As non-American individuals or those who have spent much of their lives abroad, I have seen non-Western international students fall victim to identity lingos like “whitewashed,” “coconut” or “fresh off the boat.” It may exacerbate existing confusion we already face surrounding the idea of home, culture and identity. The intention may be humor, but it can often indirectly foster more division and distance between groups. It is important for us to rethink how these terms affect other people, regardless of intent, and be willing to embrace our own and other cultures however we choose. Over 14% of Georgetown’s undergraduate students are international, meaning they have lived in more than one country throughout their lives. We must understand the implications of certain identity lingos to help foster an inclusive and diverse campus experience.
Admittedly, I have both used and been on the receiving end of various identity lingos. I am originally from India, but have lived abroad in the Philippines for most of my life. My international exposure and family influence have shaped many of my interests. For example, I am not super into Bollywood movies or music, nor am I very religious. As a result, I have previously been called “whitewashed,” by South Asian Georgetown students or a “coconut,” by my South Asian friends back home, implying that I am not a “true Indian.”
The term “whitewashed,” refers to becoming too assimilated with the West. “Coconut,” implies that though someone may be brown or look Indian on the outside, they are white on the inside, or Westernized. I have been called this before and yet, I consider India home, visit twice a year, love Indian food and culture and speak my native languages. There is no determining factor in how “Indian,” or “not Indian,” someone is. If someone prefers soccer over cricket, but watches Bollywood movies everyday, they cannot directly be classified as “whitewashed,” or “uncultured.” There is no list of attributes one must meet to be Indian enough, or even Asian enough.
The term fresh off the boat (FOB) is often used to refer to immigrants or international students who have yet to integrate or assimilate into U.S. culture, or any other culture in question. Though the term may not inherently be an insult, it is often used with a mocking or judgmental tone. This word culturally distances international students from this new culture, and indirectly pressures us to conform to the culture of the country or place we have moved to.

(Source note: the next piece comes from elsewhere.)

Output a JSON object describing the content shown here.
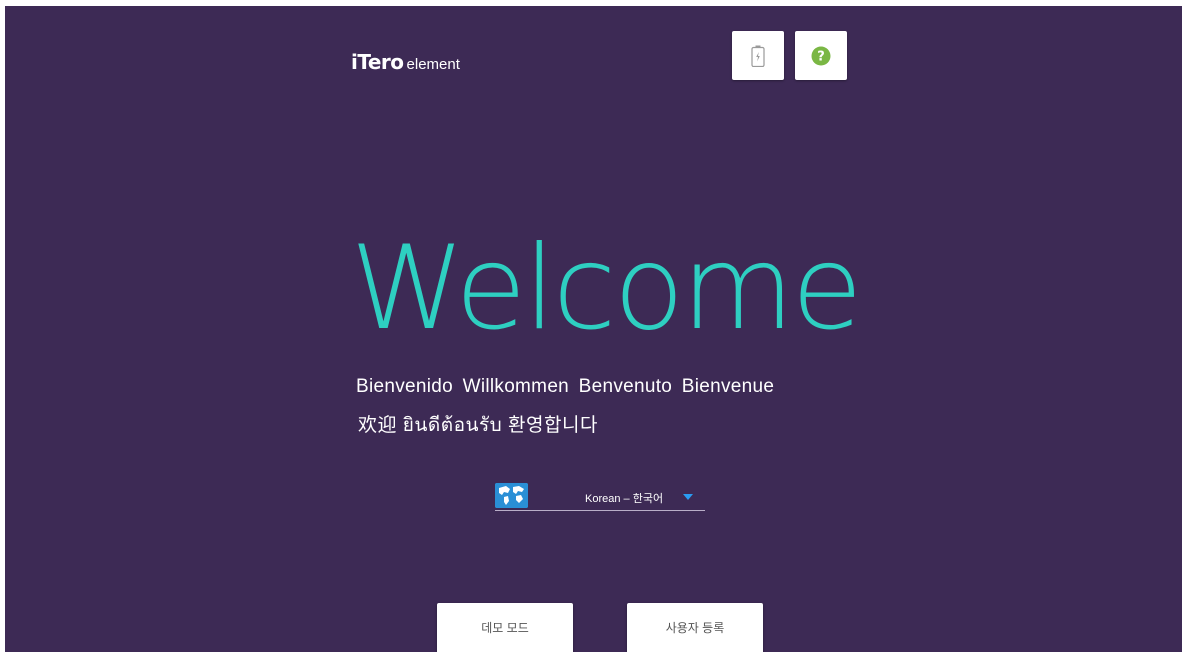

Since I came to Georgetown University from abroad, I have also been called FOB once. During my first month here, when I was confused about some elements of U.S. culture like paying tips, I was called a FOB by some domestic U.S. students. I appreciated, however, that my friends were very willing to help me through the process of adjusting to a new culture.
Using the aforementioned terms may sow doubt or shame in the minds of these international students or third culture kids. This is why some of my ethnically South Asian friends feel ashamed when they cannot handle spicy food or don’t know how to dance garba. This is why I feel awkward when I realize I don’t know as many mainstream Bollywood songs as mainstream English pop songs.
No student should be held back because they feel judged by others or a pressure to conform to certain aspects of a new culture. Rather than resorting to such terms, we should focus on both celebrating one another’s diversity and helping each other achieve their full potential at Georgetown University. We must understand that those who grow up in different countries and cultures will adopt and retain different parts of their communities. It is truly a beautiful thing to be immersed in a multitude of cultures. At the same time, that may naturally result in a breadth rather than a depth of understanding and experience. However, it is not necessarily our place to judge someone else’s cultural immersion or to what extent they belong to their culture. Instead, we can learn to appreciate each person’s unique makeup since Georgetown is truly a melting pot of so many different cultures.
Through conversations with my friends and South Asian events, I have started to become more familiar with Bollywood and South Asian music, elements that I did not grow up paying much attention to, but something that I am interested in diving into. Tapping into one’s own culture, while also appreciating other cultures, will allow us to become more open-minded and respectful individuals. International or not, our cultural and personal makeup is not up for judgment by other people.
Priyasha Chakravarti is a sophomore in the College. International Voices appears in print and online every third Friday.